Walking in Tango requires the most exceptional posture you’ve ever had. Start by standing up straight, with your chest pointed towards the ceiling. Then you’ll want to lean forward onto the balls of your feet; you should feel the heels of your feet come off the ground just slightly.
For Leads: you should start shifting their weight back and forth to indicate what foot the follow should be in. After each step, the lead should “collect” his weight, which means to bring the free foot immediately beside the foot with weight on it. As you take each step forward, you’ll want to double check that your chest is leading your body; it should always be slightly ahead of your feet. This will prevent you from stepping on the follow’s toes.
For follows: as the lead shifts his weight, follow the weight shifts and collect your weight. This means to always bring your free foot next to the planted one. As the lead begins to walk, make sure that your chest is the closest part of your body to the lead.
Walking “Inside” and “Outside”:
As you become comfortable walking, the lead should try walking to the outside of the follow on either side. The most common side is to the lead’s left, though the right is also possible. To do this, the lead should make sure that he does not alter the follow’s path. This means that the follow should feel as she is continuing to walk normally, and only the lead is changing positions.
Rhythmic Changes – Quick, Quick, Slow Walking
The most common rhythmic change in tango is “quick, quick, slow.” This is a great move when you need to cover a significant distance in a short time. There are two great ways to indicate the “quick, quick slow” rhythm. The first is to lift up slightly on the back of the follow; when the follow feels the slight lift on the shoulder blade, she shouldn’t put her feet all the way down, which will allow for easy, quick steps.
The second way to lead the “quick, quick, slow” is to lean into the walking. Leaning a little further into the walk will indicate that the follow should move more quickly, thus making the “quick, quick, slow” rhythm easy.
Rhythmic Changes – Quick, Quick, Slow Turn
When you get caught in a corner or behind a slow couple, you can use the “quick, quick, slow” rhythm to pause or turn. As the lead steps with the left foot, the lead should interrupt the follow’s step in a “rock step” motion. As the lead steps back onto his right foot, he can pivot towards the left.
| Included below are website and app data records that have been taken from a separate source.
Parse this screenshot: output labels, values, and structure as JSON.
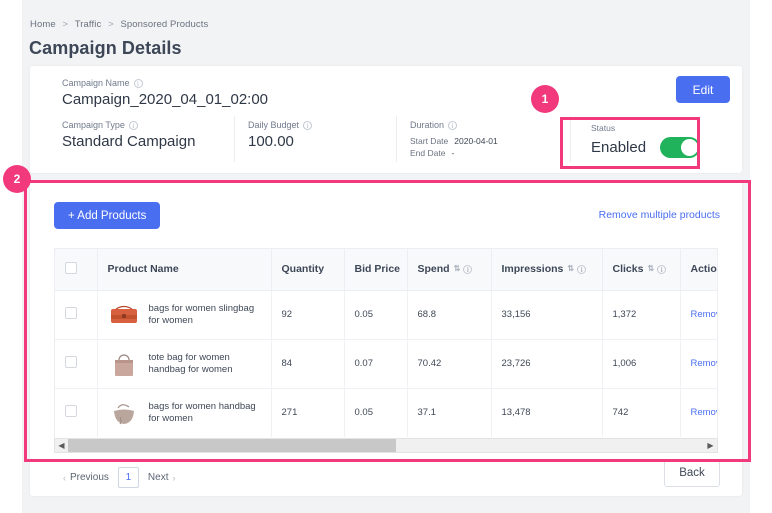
{
  "breadcrumb": {
    "items": [
      "Home",
      "Traffic",
      "Sponsored Products"
    ],
    "separator": ">"
  },
  "page_title": "Campaign Details",
  "campaign": {
    "name_label": "Campaign Name",
    "name_value": "Campaign_2020_04_01_02:00",
    "type_label": "Campaign Type",
    "type_value": "Standard Campaign",
    "budget_label": "Daily Budget",
    "budget_value": "100.00",
    "duration_label": "Duration",
    "start_label": "Start Date",
    "start_value": "2020-04-01",
    "end_label": "End Date",
    "end_value": "-",
    "status_label": "Status",
    "status_value": "Enabled",
    "edit_label": "Edit",
    "toggle_color": "#21b35b",
    "accent_color": "#4a6ef0"
  },
  "products": {
    "add_label": "+ Add Products",
    "remove_multiple_label": "Remove multiple products",
    "columns": [
      {
        "key": "checkbox",
        "label": "",
        "sortable": false,
        "info": false
      },
      {
        "key": "name",
        "label": "Product Name",
        "sortable": false,
        "info": false
      },
      {
        "key": "quantity",
        "label": "Quantity",
        "sortable": false,
        "info": false
      },
      {
        "key": "bid",
        "label": "Bid Price",
        "sortable": false,
        "info": false
      },
      {
        "key": "spend",
        "label": "Spend",
        "sortable": true,
        "info": true
      },
      {
        "key": "impressions",
        "label": "Impressions",
        "sortable": true,
        "info": true
      },
      {
        "key": "clicks",
        "label": "Clicks",
        "sortable": true,
        "info": true
      },
      {
        "key": "action",
        "label": "Action",
        "sortable": false,
        "info": false
      }
    ],
    "rows": [
      {
        "name": "bags for women slingbag for women",
        "quantity": "92",
        "bid": "0.05",
        "spend": "68.8",
        "impressions": "33,156",
        "clicks": "1,372",
        "action": "Remove",
        "thumb_color": "#d9603f"
      },
      {
        "name": "tote bag for women handbag for women",
        "quantity": "84",
        "bid": "0.07",
        "spend": "70.42",
        "impressions": "23,726",
        "clicks": "1,006",
        "action": "Remove",
        "thumb_color": "#c9a79c"
      },
      {
        "name": "bags for women handbag for women",
        "quantity": "271",
        "bid": "0.05",
        "spend": "37.1",
        "impressions": "13,478",
        "clicks": "742",
        "action": "Remove",
        "thumb_color": "#b9a79d"
      }
    ]
  },
  "pagination": {
    "previous_label": "Previous",
    "next_label": "Next",
    "current_page": "1",
    "back_label": "Back"
  },
  "annotations": [
    {
      "id": "1",
      "target": "status-toggle",
      "color": "#f2397c"
    },
    {
      "id": "2",
      "target": "products-panel",
      "color": "#f2397c"
    }
  ]
}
The lead will then step to the left with his left foot, and take a small (miniscule) step to the right. The last step should be similar to a collect – if you step all the way back to the right, you will undo a lot of the work you’ve done to turn.